◆ WHAT IS NEEDED:
Reproduce the material that follows exactly, with no line left out.
**** MATERIAL SHOWN
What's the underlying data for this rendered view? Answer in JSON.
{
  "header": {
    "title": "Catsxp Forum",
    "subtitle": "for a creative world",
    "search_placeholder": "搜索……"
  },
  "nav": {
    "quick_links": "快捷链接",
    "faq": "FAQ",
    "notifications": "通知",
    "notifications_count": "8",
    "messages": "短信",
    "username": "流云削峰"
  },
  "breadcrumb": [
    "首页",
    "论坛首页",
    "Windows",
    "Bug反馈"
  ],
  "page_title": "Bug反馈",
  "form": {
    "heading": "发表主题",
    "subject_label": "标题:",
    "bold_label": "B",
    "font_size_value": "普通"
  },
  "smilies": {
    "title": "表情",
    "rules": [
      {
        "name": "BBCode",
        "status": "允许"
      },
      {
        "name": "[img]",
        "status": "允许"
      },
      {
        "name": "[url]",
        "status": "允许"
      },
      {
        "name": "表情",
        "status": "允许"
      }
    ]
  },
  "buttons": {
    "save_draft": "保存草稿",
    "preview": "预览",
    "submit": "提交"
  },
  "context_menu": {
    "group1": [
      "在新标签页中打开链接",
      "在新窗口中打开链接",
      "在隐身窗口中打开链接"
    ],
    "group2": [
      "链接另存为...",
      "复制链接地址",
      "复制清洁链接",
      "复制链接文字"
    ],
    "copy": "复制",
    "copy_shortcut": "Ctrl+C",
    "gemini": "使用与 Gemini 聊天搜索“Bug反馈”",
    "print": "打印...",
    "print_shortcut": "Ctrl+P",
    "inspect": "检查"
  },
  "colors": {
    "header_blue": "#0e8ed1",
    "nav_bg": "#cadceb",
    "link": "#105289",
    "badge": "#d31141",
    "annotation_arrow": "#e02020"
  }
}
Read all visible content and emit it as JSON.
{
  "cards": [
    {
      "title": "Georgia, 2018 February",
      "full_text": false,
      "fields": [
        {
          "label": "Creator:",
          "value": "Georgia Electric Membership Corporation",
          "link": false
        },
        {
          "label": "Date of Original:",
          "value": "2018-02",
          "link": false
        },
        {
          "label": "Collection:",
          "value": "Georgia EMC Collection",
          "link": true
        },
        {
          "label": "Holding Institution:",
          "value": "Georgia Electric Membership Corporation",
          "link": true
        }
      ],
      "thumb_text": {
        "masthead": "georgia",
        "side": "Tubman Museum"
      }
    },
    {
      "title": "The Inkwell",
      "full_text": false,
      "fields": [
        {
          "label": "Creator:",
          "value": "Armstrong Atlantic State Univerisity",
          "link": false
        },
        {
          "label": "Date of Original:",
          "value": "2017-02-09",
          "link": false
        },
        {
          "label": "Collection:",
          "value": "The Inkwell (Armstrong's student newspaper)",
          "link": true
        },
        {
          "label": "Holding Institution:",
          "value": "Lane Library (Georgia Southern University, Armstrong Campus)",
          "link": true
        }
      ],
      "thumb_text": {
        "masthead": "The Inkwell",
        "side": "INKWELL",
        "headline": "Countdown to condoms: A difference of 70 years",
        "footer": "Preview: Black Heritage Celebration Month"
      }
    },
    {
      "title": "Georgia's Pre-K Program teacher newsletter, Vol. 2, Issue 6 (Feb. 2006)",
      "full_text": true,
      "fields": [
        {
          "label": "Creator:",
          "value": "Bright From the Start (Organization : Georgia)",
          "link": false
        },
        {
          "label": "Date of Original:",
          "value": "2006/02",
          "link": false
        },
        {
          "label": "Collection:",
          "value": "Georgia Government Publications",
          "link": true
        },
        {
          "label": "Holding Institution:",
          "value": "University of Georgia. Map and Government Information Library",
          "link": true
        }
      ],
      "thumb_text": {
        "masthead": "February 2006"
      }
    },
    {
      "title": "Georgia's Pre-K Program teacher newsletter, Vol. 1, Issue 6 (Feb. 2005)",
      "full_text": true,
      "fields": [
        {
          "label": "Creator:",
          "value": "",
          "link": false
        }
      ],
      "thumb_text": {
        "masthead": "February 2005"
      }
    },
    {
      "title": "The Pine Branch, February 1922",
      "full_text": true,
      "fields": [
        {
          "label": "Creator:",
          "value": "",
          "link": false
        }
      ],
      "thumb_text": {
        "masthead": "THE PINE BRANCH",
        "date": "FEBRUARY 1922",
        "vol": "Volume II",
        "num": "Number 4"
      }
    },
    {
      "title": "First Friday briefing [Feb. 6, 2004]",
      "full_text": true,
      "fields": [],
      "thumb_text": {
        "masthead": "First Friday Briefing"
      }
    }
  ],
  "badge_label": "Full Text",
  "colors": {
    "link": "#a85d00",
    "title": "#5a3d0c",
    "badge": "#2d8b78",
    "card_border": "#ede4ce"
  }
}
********
◆ TASK RESPONSE:
What's the underlying data for this rendered view? Answer in JSON.
{
  "header": {
    "title": "Catsxp Forum",
    "subtitle": "for a creative world",
    "search_placeholder": "搜索……"
  },
  "nav": {
    "quick_links": "快捷链接",
    "faq": "FAQ",
    "notifications": "通知",
    "notifications_count": "8",
    "messages": "短信",
    "username": "流云削峰"
  },
  "breadcrumb": [
    "首页",
    "论坛首页",
    "Windows",
    "Bug反馈"
  ],
  "page_title": "Bug反馈",
  "form": {
    "heading": "发表主题",
    "subject_label": "标题:",
    "bold_label": "B",
    "font_size_value": "普通"
  },
  "smilies": {
    "title": "表情",
    "rules": [
      {
        "name": "BBCode",
        "status": "允许"
      },
      {
        "name": "[img]",
        "status": "允许"
      },
      {
        "name": "[url]",
        "status": "允许"
      },
      {
        "name": "表情",
        "status": "允许"
      }
    ]
  },
  "buttons": {
    "save_draft": "保存草稿",
    "preview": "预览",
    "submit": "提交"
  },
  "context_menu": {
    "group1": [
      "在新标签页中打开链接",
      "在新窗口中打开链接",
      "在隐身窗口中打开链接"
    ],
    "group2": [
      "链接另存为...",
      "复制链接地址",
      "复制清洁链接",
      "复制链接文字"
    ],
    "copy": "复制",
    "copy_shortcut": "Ctrl+C",
    "gemini": "使用与 Gemini 聊天搜索“Bug反馈”",
    "print": "打印...",
    "print_shortcut": "Ctrl+P",
    "inspect": "检查"
  },
  "colors": {
    "header_blue": "#0e8ed1",
    "nav_bg": "#cadceb",
    "link": "#105289",
    "badge": "#d31141",
    "annotation_arrow": "#e02020"
  }
}
Read all visible content and emit it as JSON.
{
  "cards": [
    {
      "title": "Georgia, 2018 February",
      "full_text": false,
      "fields": [
        {
          "label": "Creator:",
          "value": "Georgia Electric Membership Corporation",
          "link": false
        },
        {
          "label": "Date of Original:",
          "value": "2018-02",
          "link": false
        },
        {
          "label": "Collection:",
          "value": "Georgia EMC Collection",
          "link": true
        },
        {
          "label": "Holding Institution:",
          "value": "Georgia Electric Membership Corporation",
          "link": true
        }
      ],
      "thumb_text": {
        "masthead": "georgia",
        "side": "Tubman Museum"
      }
    },
    {
      "title": "The Inkwell",
      "full_text": false,
      "fields": [
        {
          "label": "Creator:",
          "value": "Armstrong Atlantic State Univerisity",
          "link": false
        },
        {
          "label": "Date of Original:",
          "value": "2017-02-09",
          "link": false
        },
        {
          "label": "Collection:",
          "value": "The Inkwell (Armstrong's student newspaper)",
          "link": true
        },
        {
          "label": "Holding Institution:",
          "value": "Lane Library (Georgia Southern University, Armstrong Campus)",
          "link": true
        }
      ],
      "thumb_text": {
        "masthead": "The Inkwell",
        "side": "INKWELL",
        "headline": "Countdown to condoms: A difference of 70 years",
        "footer": "Preview: Black Heritage Celebration Month"
      }
    },
    {
      "title": "Georgia's Pre-K Program teacher newsletter, Vol. 2, Issue 6 (Feb. 2006)",
      "full_text": true,
      "fields": [
        {
          "label": "Creator:",
          "value": "Bright From the Start (Organization : Georgia)",
          "link": false
        },
        {
          "label": "Date of Original:",
          "value": "2006/02",
          "link": false
        },
        {
          "label": "Collection:",
          "value": "Georgia Government Publications",
          "link": true
        },
        {
          "label": "Holding Institution:",
          "value": "University of Georgia. Map and Government Information Library",
          "link": true
        }
      ],
      "thumb_text": {
        "masthead": "February 2006"
      }
    },
    {
      "title": "Georgia's Pre-K Program teacher newsletter, Vol. 1, Issue 6 (Feb. 2005)",
      "full_text": true,
      "fields": [
        {
          "label": "Creator:",
          "value": "",
          "link": false
        }
      ],
      "thumb_text": {
        "masthead": "February 2005"
      }
    },
    {
      "title": "The Pine Branch, February 1922",
      "full_text": true,
      "fields": [
        {
          "label": "Creator:",
          "value": "",
          "link": false
        }
      ],
      "thumb_text": {
        "masthead": "THE PINE BRANCH",
        "date": "FEBRUARY 1922",
        "vol": "Volume II",
        "num": "Number 4"
      }
    },
    {
      "title": "First Friday briefing [Feb. 6, 2004]",
      "full_text": true,
      "fields": [],
      "thumb_text": {
        "masthead": "First Friday Briefing"
      }
    }
  ],
  "badge_label": "Full Text",
  "colors": {
    "link": "#a85d00",
    "title": "#5a3d0c",
    "badge": "#2d8b78",
    "card_border": "#ede4ce"
  }
}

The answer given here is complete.